Series: On Dublin Street bk 2
Author: Samantha Young
Johanna Walker is used to taking charge. But she’s about to meet someone who will make her lose control….
It has always been up to Johanna to care for her family, particularly her younger brother, Cole. With an absent father and a useless mother, she’s been making decisions based on what’s best for Cole for as long as she can remember. She even determines what men to date by how much they can provide for her brother and her, not on whatever sparks may—or may not—fly.
But with Cameron MacCabe, the attraction is undeniable. The sexy new bartender at work gives her butterflies every time she looks at him. And for once, Jo is tempted to put her needs first. Cam is just as obsessed with getting to know Jo, but her walls are too solid to let him get close enough to even try.
Then Cam moves into the flat below Jo’s, and their blistering connection becomes impossible to ignore. Especially since Cam is determined to uncover all of Jo’s secrets even if it means taking apart her defenses piece by piece.
Samantha Young is fast becoming one of my favorite contemporary authors. I love how real her characters are. Add in the realism of characters speaking they way they do in Scotland, and it brings them to life.
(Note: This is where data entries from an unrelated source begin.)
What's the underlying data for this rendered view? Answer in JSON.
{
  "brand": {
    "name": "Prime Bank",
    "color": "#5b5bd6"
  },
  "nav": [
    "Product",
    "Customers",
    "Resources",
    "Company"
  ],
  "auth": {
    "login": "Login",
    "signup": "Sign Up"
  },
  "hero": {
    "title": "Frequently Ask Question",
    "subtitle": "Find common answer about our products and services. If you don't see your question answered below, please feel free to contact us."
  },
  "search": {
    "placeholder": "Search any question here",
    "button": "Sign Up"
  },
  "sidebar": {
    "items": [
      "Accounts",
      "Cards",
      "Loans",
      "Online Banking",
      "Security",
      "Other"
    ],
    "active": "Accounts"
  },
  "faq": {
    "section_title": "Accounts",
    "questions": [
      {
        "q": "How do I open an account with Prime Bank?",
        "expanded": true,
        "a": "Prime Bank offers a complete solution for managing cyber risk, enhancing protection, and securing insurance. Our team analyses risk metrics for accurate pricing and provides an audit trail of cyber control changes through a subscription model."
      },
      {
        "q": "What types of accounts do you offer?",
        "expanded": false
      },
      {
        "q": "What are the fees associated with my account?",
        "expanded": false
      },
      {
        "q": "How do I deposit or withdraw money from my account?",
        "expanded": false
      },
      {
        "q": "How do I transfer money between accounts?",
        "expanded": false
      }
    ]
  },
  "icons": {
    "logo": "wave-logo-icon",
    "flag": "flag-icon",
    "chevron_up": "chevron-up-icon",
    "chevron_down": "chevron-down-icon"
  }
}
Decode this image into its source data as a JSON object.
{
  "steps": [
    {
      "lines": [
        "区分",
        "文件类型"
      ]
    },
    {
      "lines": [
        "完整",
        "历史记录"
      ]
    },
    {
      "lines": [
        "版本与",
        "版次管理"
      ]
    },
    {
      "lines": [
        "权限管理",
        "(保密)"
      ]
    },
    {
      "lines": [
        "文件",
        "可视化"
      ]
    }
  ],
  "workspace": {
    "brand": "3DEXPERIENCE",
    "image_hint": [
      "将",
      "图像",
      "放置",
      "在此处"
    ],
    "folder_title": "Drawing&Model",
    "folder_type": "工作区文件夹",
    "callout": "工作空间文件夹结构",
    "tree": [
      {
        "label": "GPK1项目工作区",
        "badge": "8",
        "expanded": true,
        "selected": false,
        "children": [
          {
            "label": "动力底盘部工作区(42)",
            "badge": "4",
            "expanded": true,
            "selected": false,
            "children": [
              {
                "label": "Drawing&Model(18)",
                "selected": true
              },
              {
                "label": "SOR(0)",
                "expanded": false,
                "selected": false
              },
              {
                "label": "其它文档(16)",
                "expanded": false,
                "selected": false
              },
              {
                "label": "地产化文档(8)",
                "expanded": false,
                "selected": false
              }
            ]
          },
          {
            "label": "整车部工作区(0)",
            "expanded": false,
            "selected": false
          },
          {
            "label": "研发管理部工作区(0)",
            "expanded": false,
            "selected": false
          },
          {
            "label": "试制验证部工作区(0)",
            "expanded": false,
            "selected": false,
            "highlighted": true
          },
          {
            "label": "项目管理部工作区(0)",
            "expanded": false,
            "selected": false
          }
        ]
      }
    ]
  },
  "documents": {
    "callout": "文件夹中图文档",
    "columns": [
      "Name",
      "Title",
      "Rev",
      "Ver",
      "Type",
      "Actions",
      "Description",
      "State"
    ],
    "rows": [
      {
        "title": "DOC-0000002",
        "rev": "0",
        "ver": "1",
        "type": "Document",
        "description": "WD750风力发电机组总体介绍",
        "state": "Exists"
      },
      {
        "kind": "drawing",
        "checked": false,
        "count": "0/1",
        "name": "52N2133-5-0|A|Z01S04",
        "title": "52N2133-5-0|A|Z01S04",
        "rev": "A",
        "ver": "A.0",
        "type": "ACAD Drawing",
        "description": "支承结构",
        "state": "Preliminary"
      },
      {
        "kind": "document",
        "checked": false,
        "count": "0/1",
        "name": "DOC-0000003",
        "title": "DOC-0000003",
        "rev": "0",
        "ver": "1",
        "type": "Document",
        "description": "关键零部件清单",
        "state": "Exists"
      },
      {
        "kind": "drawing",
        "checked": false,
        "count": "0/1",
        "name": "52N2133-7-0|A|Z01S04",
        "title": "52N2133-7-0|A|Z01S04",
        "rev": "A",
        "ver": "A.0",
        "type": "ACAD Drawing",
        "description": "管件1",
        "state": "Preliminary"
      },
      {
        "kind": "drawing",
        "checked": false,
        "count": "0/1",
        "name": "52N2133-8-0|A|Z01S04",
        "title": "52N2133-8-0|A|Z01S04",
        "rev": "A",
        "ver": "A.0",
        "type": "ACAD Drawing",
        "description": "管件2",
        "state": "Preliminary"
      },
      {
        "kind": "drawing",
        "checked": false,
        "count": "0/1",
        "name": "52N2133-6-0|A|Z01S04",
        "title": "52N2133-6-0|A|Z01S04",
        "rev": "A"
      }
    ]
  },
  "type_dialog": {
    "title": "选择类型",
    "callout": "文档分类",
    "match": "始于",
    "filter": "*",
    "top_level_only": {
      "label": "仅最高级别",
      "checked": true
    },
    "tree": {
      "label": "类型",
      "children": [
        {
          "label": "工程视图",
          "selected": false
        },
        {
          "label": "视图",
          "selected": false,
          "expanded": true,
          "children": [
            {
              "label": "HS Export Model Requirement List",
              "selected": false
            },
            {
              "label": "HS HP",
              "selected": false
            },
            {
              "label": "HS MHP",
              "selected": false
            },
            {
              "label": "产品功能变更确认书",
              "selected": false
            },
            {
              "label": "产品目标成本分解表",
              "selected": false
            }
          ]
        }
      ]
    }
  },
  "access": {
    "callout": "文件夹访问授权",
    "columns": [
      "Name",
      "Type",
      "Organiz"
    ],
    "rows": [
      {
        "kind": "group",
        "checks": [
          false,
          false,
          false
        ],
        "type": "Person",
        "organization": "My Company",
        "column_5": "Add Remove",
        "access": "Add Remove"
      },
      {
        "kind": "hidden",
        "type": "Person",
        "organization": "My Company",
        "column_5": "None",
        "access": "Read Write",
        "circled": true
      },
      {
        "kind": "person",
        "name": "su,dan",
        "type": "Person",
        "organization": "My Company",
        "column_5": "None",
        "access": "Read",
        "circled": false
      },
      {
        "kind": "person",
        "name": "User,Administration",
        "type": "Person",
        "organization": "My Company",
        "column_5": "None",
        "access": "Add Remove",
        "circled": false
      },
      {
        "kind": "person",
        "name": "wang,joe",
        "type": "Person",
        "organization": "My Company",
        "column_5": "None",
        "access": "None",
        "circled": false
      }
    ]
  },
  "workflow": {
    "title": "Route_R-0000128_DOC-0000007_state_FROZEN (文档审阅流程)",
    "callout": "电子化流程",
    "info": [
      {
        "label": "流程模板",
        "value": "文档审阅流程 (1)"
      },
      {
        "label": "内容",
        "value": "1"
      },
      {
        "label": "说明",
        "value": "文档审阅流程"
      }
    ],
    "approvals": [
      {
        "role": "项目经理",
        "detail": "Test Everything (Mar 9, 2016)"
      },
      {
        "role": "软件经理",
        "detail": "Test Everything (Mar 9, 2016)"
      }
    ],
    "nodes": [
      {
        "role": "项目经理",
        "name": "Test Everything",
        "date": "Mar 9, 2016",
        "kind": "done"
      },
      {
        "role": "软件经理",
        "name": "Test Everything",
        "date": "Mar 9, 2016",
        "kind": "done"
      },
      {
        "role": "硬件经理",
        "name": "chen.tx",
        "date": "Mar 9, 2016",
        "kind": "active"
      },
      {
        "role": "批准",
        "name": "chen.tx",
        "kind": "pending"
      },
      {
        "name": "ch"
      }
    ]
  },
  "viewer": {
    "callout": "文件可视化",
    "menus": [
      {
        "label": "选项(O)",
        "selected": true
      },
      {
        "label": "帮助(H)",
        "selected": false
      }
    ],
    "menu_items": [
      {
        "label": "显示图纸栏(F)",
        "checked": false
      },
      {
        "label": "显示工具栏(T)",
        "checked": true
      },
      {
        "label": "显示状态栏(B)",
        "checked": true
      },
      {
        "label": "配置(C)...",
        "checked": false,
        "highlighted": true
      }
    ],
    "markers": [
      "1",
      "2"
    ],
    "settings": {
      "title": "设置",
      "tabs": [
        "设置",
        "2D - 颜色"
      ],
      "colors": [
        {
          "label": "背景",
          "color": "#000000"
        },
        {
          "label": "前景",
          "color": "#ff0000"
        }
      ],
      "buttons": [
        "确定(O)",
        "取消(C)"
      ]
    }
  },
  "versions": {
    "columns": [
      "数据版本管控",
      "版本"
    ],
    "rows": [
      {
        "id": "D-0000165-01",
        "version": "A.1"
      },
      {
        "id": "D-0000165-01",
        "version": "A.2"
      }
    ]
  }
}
During On Dublin Street I wasn’t sure what to think of Jo, I couldn’t decide if I liked her or merely tolerated her as one of Jocelyn’s co-workers. As Down London Road began I still wasn’t sure what I thought of her, and then I was caught up in her story.
Jo is a complex character, at first but as you begin to get to know her you discover she’s doing the only thing she can to survive and to protect her her younger brother. When she first meets Cam there is a spark, one she doesn’t want as she has a boyfriend, one she thinks she could eventually fall in love with.
But the attraction can’t be ignored and when Cam becomes her neighbor and the truth about her life is revealed they both have to make some decisions.
What I love about this book is the journey of self-discovery that Jo goes on. How she has to evaluate her life and what she want’s out of it. It’s not an easy journey, as she has to deal with her own self-image, the image others have of her, her family, and Cam.
There were times I cried, and times I laughed reading Down London Road. This is one of those books I will read again and again.
If you enjoyed On Dublin Street then you won’t want to miss Down London Road.